not affect the Court's narrow ruling that the substitution of
"basic work activities" under the regulation for "previous
work" under the statute impermissibly increases the claimant's
burden of proof. The Court invalidated neither the sequential
evaluation process nor the severity concept. The Court
essentially agreed with the plaintiffs that the second step of
the sequential process exceeds a de minimis threshold severity
test and is therefore outside of the proper scope of the
Second, the case law cited by the Secretary does not affect
the previous ruling since the Court explicitly rejected the
assertion that vocational factors had to be considered at the
second step. Johnson v. Heckler, supra, 593 F. Supp. at 379.
4. Combined Effect of Nonsevere Impairments
The Secretary argues that recent Congressional action

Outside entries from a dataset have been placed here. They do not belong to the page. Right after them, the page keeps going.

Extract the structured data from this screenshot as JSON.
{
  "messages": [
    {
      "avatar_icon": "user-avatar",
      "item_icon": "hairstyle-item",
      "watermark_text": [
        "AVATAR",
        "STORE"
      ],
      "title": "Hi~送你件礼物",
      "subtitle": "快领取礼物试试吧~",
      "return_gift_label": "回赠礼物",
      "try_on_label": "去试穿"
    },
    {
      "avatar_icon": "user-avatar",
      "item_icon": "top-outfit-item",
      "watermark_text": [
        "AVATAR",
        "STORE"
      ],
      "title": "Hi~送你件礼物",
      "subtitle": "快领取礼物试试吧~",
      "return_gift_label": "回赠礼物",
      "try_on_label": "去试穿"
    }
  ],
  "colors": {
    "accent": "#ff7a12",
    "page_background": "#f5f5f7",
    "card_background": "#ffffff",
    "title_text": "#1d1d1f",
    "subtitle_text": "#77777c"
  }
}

prevents the Court's previous order from being applied
retroactively on the issue of the combined effect of nonsevere
impairments. More specifically, she argues that the 1984
amendment of the Social Security Act which specifically refers
to a combination of nonsevere impairments makes a change from
the pre-1984 law and therefore the new policy should not be
applied retroactively since Congress did not so provide.
Plaintiffs counter that the amendment is a clarification of,
not a change from, the pre-1984 law and as such the amendment
is proof of the propriety of this Court's interpretation of
the statute as it existed prior to the amendment.
The issue is whether the 1984 amendment is a change from the
old law or a clarification of it. First, the Conference Report
specifically states that the pre-1984 statute did not prohibit
considering the combined effect of nonsevere impairments:
"There is no statutory provision concerning the consideration
of the combined effects of a number of different impairments."
130 Cong.Record 9829 (September 19, 1984). In addition, the
Report refers to the Secretary's regulations and the "current
policies" to describe the Secretary's practice of refusing to
combine nonsevere impairments. Therefore, the Court interprets
the Report to refer to the Secretary's policy as being
incorrect rather than the statute itself prohibiting the
combined effect of nonsevere impairments. This observation
suggests that Congress intended to correct the Secretary's
policy by clarifying the statute rather than to change a
contrary policy mandated by the old law.
Second, the Court is convinced that Congress intended a
clarification, rather than a change, since the 1984 amendment
makes the statute consistent with the Court's interpretation
of the statute, Johnson v. Heckler, supra, 593 F. Supp. at 381.
Where, as here, subsequent legislation reflects an
interpretation of the earlier Act, the amendment is entitled to
great weight in determining the meaning of the earlier statute.
Brown v. Marquette Sav. and Loan Ass'n, 686 F.2d 608, 615 (7th
Cir. 1982). Therefore, the Court holds that its September 19,
1984 order may be applied retroactively to members of the
Defendant's motion to alter or amend the Court's order dated
September 19, 1984 is denied. Defendant's motion to stay the
order pending the outcome of the above motion is denied for
IT IS SO ORDERED.